But Eson's disapproval is not sending Abualteen out of business. The Intifada is. During the peak pilgrim period - from the start of Lent in March to Easter Sunday in April - Abualteen usually rents up to 15 to 20 crosses a day. But in these times of Intifada it's an amazing grace if he rents one or two.

"Even during the Gulf War business was not so bad like this," he laments. "No Christians, no pilgrims, no cross rentals for me." The effects are felt all over the Holy Land.

"It is a disaster this year," says Zoabi Razi, the owner of Nazareen Travel in Nazareth. "Ninety-nine per cent of our trips have been cancelled," says Zoabi, who now runs 15 tour buses.

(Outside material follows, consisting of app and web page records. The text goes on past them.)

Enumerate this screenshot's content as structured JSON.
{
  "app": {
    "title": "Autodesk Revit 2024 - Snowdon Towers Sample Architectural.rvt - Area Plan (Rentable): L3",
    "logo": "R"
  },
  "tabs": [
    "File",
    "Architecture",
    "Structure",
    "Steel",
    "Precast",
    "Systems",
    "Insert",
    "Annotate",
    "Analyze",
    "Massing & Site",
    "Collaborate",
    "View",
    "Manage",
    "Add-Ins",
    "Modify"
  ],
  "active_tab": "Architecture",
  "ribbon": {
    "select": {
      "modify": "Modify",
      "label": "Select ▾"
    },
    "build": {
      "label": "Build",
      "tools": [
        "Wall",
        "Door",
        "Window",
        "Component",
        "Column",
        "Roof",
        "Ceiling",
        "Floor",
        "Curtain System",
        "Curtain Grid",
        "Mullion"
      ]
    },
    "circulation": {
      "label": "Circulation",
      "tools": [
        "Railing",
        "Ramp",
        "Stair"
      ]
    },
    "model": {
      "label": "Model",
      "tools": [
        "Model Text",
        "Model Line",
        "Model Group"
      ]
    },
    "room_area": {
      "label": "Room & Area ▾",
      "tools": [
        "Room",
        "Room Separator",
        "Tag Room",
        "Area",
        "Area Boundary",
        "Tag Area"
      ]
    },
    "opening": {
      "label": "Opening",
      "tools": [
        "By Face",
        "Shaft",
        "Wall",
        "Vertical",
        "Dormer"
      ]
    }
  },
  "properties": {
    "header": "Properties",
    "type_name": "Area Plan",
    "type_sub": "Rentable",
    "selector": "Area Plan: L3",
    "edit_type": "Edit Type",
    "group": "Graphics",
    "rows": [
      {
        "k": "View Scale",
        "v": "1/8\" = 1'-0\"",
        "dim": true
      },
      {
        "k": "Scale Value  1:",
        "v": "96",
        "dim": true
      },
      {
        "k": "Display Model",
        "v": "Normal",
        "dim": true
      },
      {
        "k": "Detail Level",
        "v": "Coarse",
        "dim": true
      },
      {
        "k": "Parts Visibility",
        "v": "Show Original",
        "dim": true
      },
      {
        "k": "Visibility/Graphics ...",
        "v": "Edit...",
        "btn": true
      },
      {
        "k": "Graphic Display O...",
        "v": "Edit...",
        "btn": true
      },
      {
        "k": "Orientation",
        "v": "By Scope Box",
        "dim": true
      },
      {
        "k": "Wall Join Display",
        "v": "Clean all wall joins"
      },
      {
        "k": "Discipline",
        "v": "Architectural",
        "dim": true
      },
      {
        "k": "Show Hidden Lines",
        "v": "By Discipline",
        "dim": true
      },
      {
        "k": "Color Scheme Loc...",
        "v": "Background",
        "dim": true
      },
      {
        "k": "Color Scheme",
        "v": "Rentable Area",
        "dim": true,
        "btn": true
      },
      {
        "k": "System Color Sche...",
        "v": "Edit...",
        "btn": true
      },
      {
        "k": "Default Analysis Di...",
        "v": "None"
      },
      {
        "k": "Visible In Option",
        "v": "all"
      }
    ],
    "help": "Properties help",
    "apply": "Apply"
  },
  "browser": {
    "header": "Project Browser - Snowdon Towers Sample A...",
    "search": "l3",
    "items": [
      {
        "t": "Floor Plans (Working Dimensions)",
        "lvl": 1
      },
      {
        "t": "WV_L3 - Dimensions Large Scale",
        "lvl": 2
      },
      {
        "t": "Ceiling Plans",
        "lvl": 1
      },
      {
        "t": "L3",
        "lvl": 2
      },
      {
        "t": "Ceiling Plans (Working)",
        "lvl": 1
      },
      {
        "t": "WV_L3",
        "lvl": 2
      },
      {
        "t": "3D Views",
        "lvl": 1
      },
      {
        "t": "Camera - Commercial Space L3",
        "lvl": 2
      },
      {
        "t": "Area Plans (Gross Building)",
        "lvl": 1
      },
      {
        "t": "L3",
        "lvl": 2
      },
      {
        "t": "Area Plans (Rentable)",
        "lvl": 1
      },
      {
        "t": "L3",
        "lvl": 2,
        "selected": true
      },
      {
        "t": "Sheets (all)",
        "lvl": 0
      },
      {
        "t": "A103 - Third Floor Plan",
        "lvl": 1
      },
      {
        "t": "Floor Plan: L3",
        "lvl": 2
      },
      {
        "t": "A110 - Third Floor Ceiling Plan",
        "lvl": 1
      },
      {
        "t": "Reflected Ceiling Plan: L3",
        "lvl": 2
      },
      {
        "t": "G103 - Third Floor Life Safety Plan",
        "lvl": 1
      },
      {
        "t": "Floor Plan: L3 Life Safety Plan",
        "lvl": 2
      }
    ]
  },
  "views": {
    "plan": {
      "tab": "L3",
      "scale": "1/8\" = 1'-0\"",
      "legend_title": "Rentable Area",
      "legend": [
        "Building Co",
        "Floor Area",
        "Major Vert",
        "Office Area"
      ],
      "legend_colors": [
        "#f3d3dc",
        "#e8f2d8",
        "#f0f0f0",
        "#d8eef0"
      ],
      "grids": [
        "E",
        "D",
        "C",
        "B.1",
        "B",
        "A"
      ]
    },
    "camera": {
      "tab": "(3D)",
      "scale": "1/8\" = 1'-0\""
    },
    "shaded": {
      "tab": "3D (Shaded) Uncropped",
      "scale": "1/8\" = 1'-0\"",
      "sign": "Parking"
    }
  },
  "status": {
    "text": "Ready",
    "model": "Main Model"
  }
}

He was running 150 during the same period last year. Tour leaders have come to expect cancellations.

Rick Townend, the 38-year-old principal of the Archbishop Denis O'Connor Catholic High School in Ontario, Canada, sits at the Church of the Holy Sepulchre. Townend is on his fourth journey to the Holy Land. On each trip he's brought 28 to 30 Catholic educators here. This year there are only nine in his group.

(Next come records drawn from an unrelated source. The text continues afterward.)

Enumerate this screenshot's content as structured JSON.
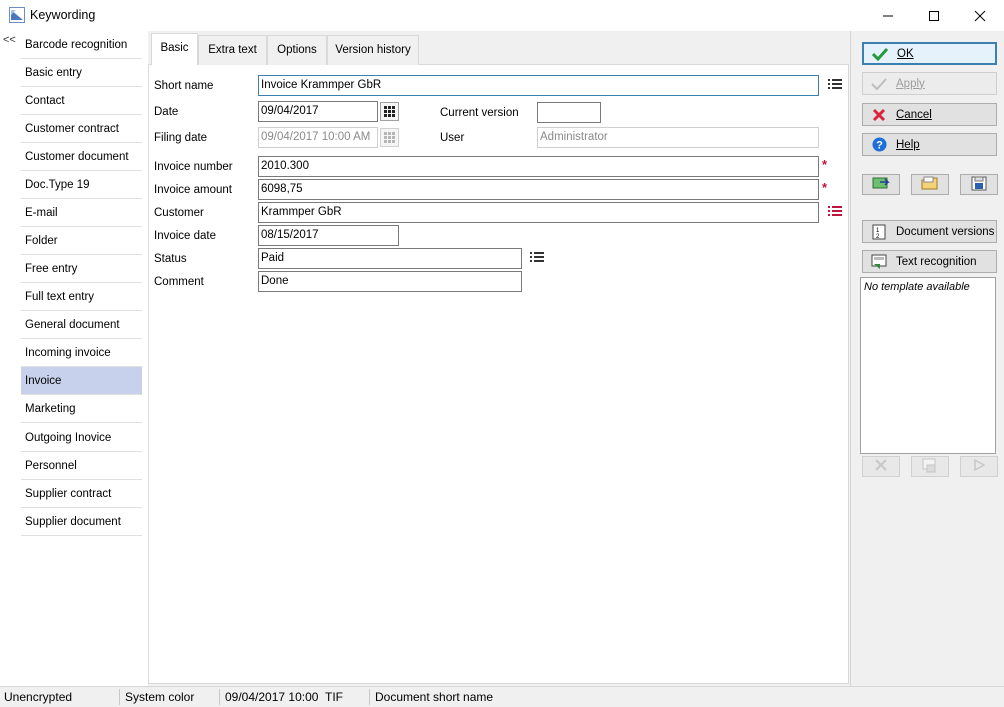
{
  "window": {
    "title": "Keywording",
    "min_icon": "minimize-icon",
    "max_icon": "maximize-icon",
    "close_icon": "close-icon"
  },
  "left_panel": {
    "collapse_label": "<<",
    "items": [
      {
        "label": "Barcode recognition"
      },
      {
        "label": "Basic entry"
      },
      {
        "label": "Contact"
      },
      {
        "label": "Customer contract"
      },
      {
        "label": "Customer document"
      },
      {
        "label": "Doc.Type 19"
      },
      {
        "label": "E-mail"
      },
      {
        "label": "Folder"
      },
      {
        "label": "Free entry"
      },
      {
        "label": "Full text entry"
      },
      {
        "label": "General document"
      },
      {
        "label": "Incoming invoice"
      },
      {
        "label": "Invoice"
      },
      {
        "label": "Marketing"
      },
      {
        "label": "Outgoing Inovice"
      },
      {
        "label": "Personnel"
      },
      {
        "label": "Supplier contract"
      },
      {
        "label": "Supplier document"
      }
    ],
    "selected": "Invoice"
  },
  "tabs": [
    {
      "label": "Basic"
    },
    {
      "label": "Extra text"
    },
    {
      "label": "Options"
    },
    {
      "label": "Version history"
    }
  ],
  "form": {
    "short_name": {
      "label": "Short name",
      "value": "Invoice Krammper GbR"
    },
    "date": {
      "label": "Date",
      "value": "09/04/2017"
    },
    "current_version": {
      "label": "Current version",
      "value": ""
    },
    "filing_date": {
      "label": "Filing date",
      "value": "09/04/2017 10:00 AM"
    },
    "user": {
      "label": "User",
      "value": "Administrator"
    },
    "invoice_number": {
      "label": "Invoice number",
      "value": "2010.300"
    },
    "invoice_amount": {
      "label": "Invoice amount",
      "value": "6098,75"
    },
    "customer": {
      "label": "Customer",
      "value": "Krammper  GbR"
    },
    "invoice_date": {
      "label": "Invoice date",
      "value": "08/15/2017"
    },
    "status": {
      "label": "Status",
      "value": "Paid"
    },
    "comment": {
      "label": "Comment",
      "value": "Done"
    },
    "required_marker": "*"
  },
  "right_panel": {
    "ok": {
      "label": "OK",
      "icon": "checkmark-icon"
    },
    "apply": {
      "label": "Apply",
      "icon": "checkmark-icon"
    },
    "cancel": {
      "label": "Cancel",
      "icon": "x-icon"
    },
    "help": {
      "label": "Help",
      "icon": "help-icon"
    },
    "document_versions": {
      "label": "Document versions",
      "icon": "versions-icon"
    },
    "text_recognition": {
      "label": "Text recognition",
      "icon": "ocr-icon"
    },
    "template_text": "No template available"
  },
  "status_bar": {
    "encryption": "Unencrypted",
    "color": "System color",
    "date": "09/04/2017 10:00 AM",
    "file_type": "TIF",
    "short_name_label": "Document short name"
  },
  "colors": {
    "accent": "#3c7fb1",
    "selection": "#c7d1ec",
    "required": "#c0143c",
    "cancel_red": "#d7263d",
    "help_blue": "#1e6fd9",
    "ok_green": "#239b3c"
  }
}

"Many dropped out of the trip at the last minute." said Townend. "And those of us who came felt first hand what this conflict is really about."

Jerusalem is a city is divided physically by walls and spiritually by religion and nationalism. Its holy alleys remain filled with friars, faith and religious friction. Along the Villa Dolorosa, rosaries sway on religious hips. While rifles wrap around the shoulders of relentless Israeli soldiers. Security is particularly tight every Friday afternoon when a procession of brown- robbed Franciscan Friars lead the way along the station of the cross, from where Christ was condemned by Pontius Pilot to Calvary, where he was crucified. Four to five policemen flank the pious procession. The service is conducted in English, Latin, Italian and Arabic. Father Eson leads the prayer in English.

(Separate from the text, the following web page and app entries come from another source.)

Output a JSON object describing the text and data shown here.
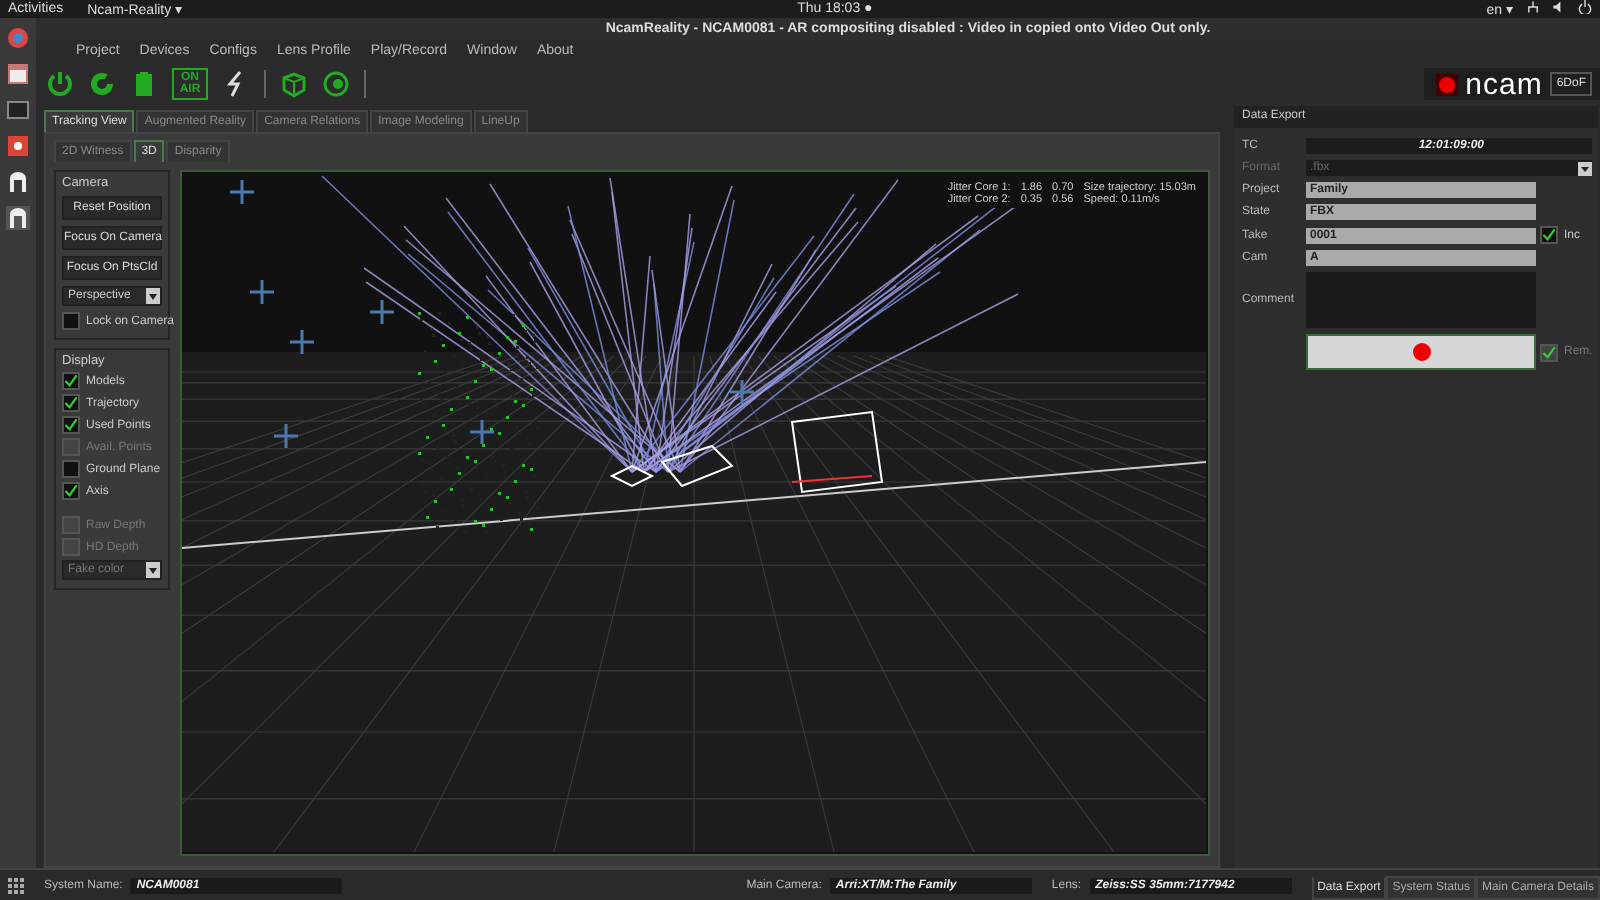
{
  "top_bar": {
    "activities": "Activities",
    "app_menu": "Ncam-Reality ▾",
    "clock": "Thu 18:03 ●",
    "keyboard": "en ▾"
  },
  "window": {
    "title": "NcamReality - NCAM0081  - AR compositing disabled : Video in copied onto Video Out only."
  },
  "menu": [
    "Project",
    "Devices",
    "Configs",
    "Lens Profile",
    "Play/Record",
    "Window",
    "About"
  ],
  "toolbar": {
    "on_air_label": "ON AIR",
    "logo": "ncam",
    "mode": "6DoF"
  },
  "main_tabs": [
    {
      "label": "Tracking View",
      "selected": true
    },
    {
      "label": "Augmented Reality",
      "selected": false
    },
    {
      "label": "Camera Relations",
      "selected": false
    },
    {
      "label": "Image Modeling",
      "selected": false
    },
    {
      "label": "LineUp",
      "selected": false
    }
  ],
  "view_tabs": [
    {
      "label": "2D Witness",
      "selected": false
    },
    {
      "label": "3D",
      "selected": true
    },
    {
      "label": "Disparity",
      "selected": false
    }
  ],
  "camera_panel": {
    "title": "Camera",
    "buttons": [
      "Reset Position",
      "Focus On Camera",
      "Focus On PtsCld"
    ],
    "projection": "Perspective",
    "lock": {
      "label": "Lock on Camera",
      "checked": false
    }
  },
  "display_panel": {
    "title": "Display",
    "options": [
      {
        "label": "Models",
        "checked": true,
        "disabled": false
      },
      {
        "label": "Trajectory",
        "checked": true,
        "disabled": false
      },
      {
        "label": "Used Points",
        "checked": true,
        "disabled": false
      },
      {
        "label": "Avail. Points",
        "checked": false,
        "disabled": true
      },
      {
        "label": "Ground Plane",
        "checked": false,
        "disabled": false
      },
      {
        "label": "Axis",
        "checked": true,
        "disabled": false
      },
      {
        "label": "Raw Depth",
        "checked": false,
        "disabled": true
      },
      {
        "label": "HD Depth",
        "checked": false,
        "disabled": true
      }
    ],
    "color_mode": "Fake color"
  },
  "stats": [
    {
      "label": "Jitter Core 1:",
      "value_1": "1.86",
      "value_2": "0.70",
      "extra": "Size trajectory: 15.03m"
    },
    {
      "label": "Jitter Core 2:",
      "value_1": "0.35",
      "value_2": "0.56",
      "extra": "Speed: 0.11m/s"
    }
  ],
  "data_export": {
    "title": "Data Export",
    "fields": [
      {
        "label": "TC",
        "value": "12:01:09:00",
        "kind": "display"
      },
      {
        "label": "Format",
        "value": ".fbx",
        "kind": "dropdown"
      },
      {
        "label": "Project",
        "value": "Family",
        "kind": "text"
      },
      {
        "label": "State",
        "value": "FBX",
        "kind": "text"
      },
      {
        "label": "Take",
        "value": "0001",
        "kind": "text",
        "option": {
          "label": "Inc",
          "checked": true
        }
      },
      {
        "label": "Cam",
        "value": "A",
        "kind": "text"
      },
      {
        "label": "Comment",
        "kind": "textarea"
      }
    ],
    "record": {
      "option": {
        "label": "Rem.",
        "checked": true
      }
    }
  },
  "status_bar": {
    "fields": [
      {
        "label": "System Name:",
        "value": "NCAM0081"
      },
      {
        "label": "Main Camera:",
        "value": "Arri:XT/M:The Family"
      },
      {
        "label": "Lens:",
        "value": "Zeiss:SS 35mm:7177942"
      }
    ],
    "dock_tabs": [
      {
        "label": "Data Export",
        "selected": true
      },
      {
        "label": "System Status",
        "selected": false
      },
      {
        "label": "Main Camera Details",
        "selected": false
      }
    ]
  }
}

The first station of the cross is the former headquarters of the Roman garrison, and now the Al Omariya school. The procession shuffles to the second station of the cross, where Esons' voice and his Christian prayers struggle to rise above the sound of the Muslim call to prayer from the nearby Al-Aksa Mosque.

"We try to delay starting the procession in order to miss the 1500 call to prayer, says Eson. "But inevitably our prayer services collides."

In the Old City, both religions give praise at the same critical time of day. Religious voices struggle for air-time. And while the voices may rise, the religious tensions remain earth bound. Just a few hundred yards away from the Via Dolorosa, Jews pray at the Western Wall. Above the wall, Muslim attend the Al Aksa Mosque. It comes to a literal and metaphoric intersection of the world's three monotheistic faiths.

Here, within these sacred walls, Jews, Muslims and Christians alike celebrate their rituals and religious rites, in search of eternal redemption. But what they may never find is a respite from the religious tensions, so closely riddled to Israel's political strife.